------ MATERIAL SHOWN ------

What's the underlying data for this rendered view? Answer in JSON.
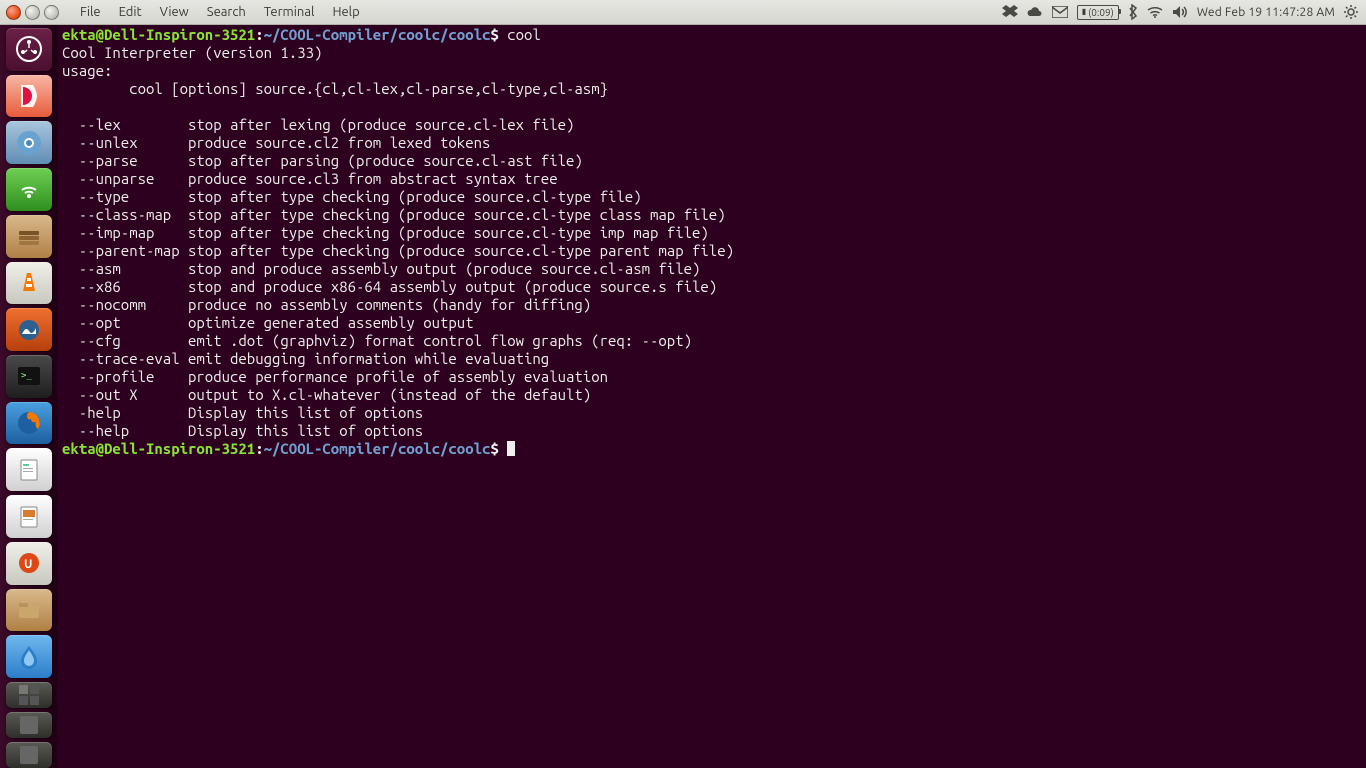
{
  "menubar": {
    "items": [
      "File",
      "Edit",
      "View",
      "Search",
      "Terminal",
      "Help"
    ]
  },
  "tray": {
    "battery": "(0:09)",
    "datetime": "Wed Feb 19  11:47:28 AM"
  },
  "launcher": {
    "items": [
      {
        "name": "dash",
        "color": "linear-gradient(#6b2145,#4b0f30)"
      },
      {
        "name": "evince",
        "color": "linear-gradient(#f7b7a6,#e85b3a)"
      },
      {
        "name": "chromium",
        "color": "linear-gradient(#a9c6dd,#5f8db5)"
      },
      {
        "name": "network",
        "color": "linear-gradient(#6fcf53,#2e8f1e)"
      },
      {
        "name": "files",
        "color": "linear-gradient(#d9b98c,#b08045)"
      },
      {
        "name": "vlc",
        "color": "linear-gradient(#f0efe9,#c9c8bf)"
      },
      {
        "name": "amarok",
        "color": "linear-gradient(#f07030,#b73f0c)"
      },
      {
        "name": "terminal",
        "color": "linear-gradient(#4a4a4a,#1e1e1e)"
      },
      {
        "name": "firefox",
        "color": "linear-gradient(#4aa0e0,#1e5fa0)"
      },
      {
        "name": "libreoffice",
        "color": "linear-gradient(#ffffff,#d0d0d0)"
      },
      {
        "name": "impress",
        "color": "linear-gradient(#ffffff,#d0d0d0)"
      },
      {
        "name": "ubuntuone",
        "color": "linear-gradient(#f0efe9,#c9c8bf)"
      },
      {
        "name": "nautilus2",
        "color": "linear-gradient(#d9b98c,#b08045)"
      },
      {
        "name": "deluge",
        "color": "linear-gradient(#6fb8ef,#2c7ec9)"
      },
      {
        "name": "workspace",
        "color": "linear-gradient(#5a5a55,#2e2e2a)"
      },
      {
        "name": "extra1",
        "color": "linear-gradient(#5a5a55,#2e2e2a)"
      },
      {
        "name": "extra2",
        "color": "linear-gradient(#5a5a55,#2e2e2a)"
      }
    ]
  },
  "terminal": {
    "prompt_user": "ekta@Dell-Inspiron-3521",
    "prompt_sep1": ":",
    "prompt_path": "~/COOL-Compiler/coolc/coolc",
    "prompt_sep2": "$ ",
    "command": "cool",
    "header": "Cool Interpreter (version 1.33)",
    "usage_label": "usage:",
    "usage_line": "        cool [options] source.{cl,cl-lex,cl-parse,cl-type,cl-asm}",
    "options": [
      {
        "flag": "  --lex        ",
        "desc": "stop after lexing (produce source.cl-lex file)"
      },
      {
        "flag": "  --unlex      ",
        "desc": "produce source.cl2 from lexed tokens"
      },
      {
        "flag": "  --parse      ",
        "desc": "stop after parsing (produce source.cl-ast file)"
      },
      {
        "flag": "  --unparse    ",
        "desc": "produce source.cl3 from abstract syntax tree"
      },
      {
        "flag": "  --type       ",
        "desc": "stop after type checking (produce source.cl-type file)"
      },
      {
        "flag": "  --class-map  ",
        "desc": "stop after type checking (produce source.cl-type class map file)"
      },
      {
        "flag": "  --imp-map    ",
        "desc": "stop after type checking (produce source.cl-type imp map file)"
      },
      {
        "flag": "  --parent-map ",
        "desc": "stop after type checking (produce source.cl-type parent map file)"
      },
      {
        "flag": "  --asm        ",
        "desc": "stop and produce assembly output (produce source.cl-asm file)"
      },
      {
        "flag": "  --x86        ",
        "desc": "stop and produce x86-64 assembly output (produce source.s file)"
      },
      {
        "flag": "  --nocomm     ",
        "desc": "produce no assembly comments (handy for diffing)"
      },
      {
        "flag": "  --opt        ",
        "desc": "optimize generated assembly output"
      },
      {
        "flag": "  --cfg        ",
        "desc": "emit .dot (graphviz) format control flow graphs (req: --opt)"
      },
      {
        "flag": "  --trace-eval ",
        "desc": "emit debugging information while evaluating"
      },
      {
        "flag": "  --profile    ",
        "desc": "produce performance profile of assembly evaluation"
      },
      {
        "flag": "  --out X      ",
        "desc": "output to X.cl-whatever (instead of the default)"
      },
      {
        "flag": "  -help        ",
        "desc": "Display this list of options"
      },
      {
        "flag": "  --help       ",
        "desc": "Display this list of options"
      }
    ]
  }
}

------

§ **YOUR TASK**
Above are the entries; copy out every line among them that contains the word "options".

§ **SOLUTION TO THE EXERCISE**
    "usage_line": "        cool [options] source.{cl,cl-lex,cl-parse,cl-type,cl-asm}",
    "options": [
        "desc": "Display this list of options"
        "desc": "Display this list of options"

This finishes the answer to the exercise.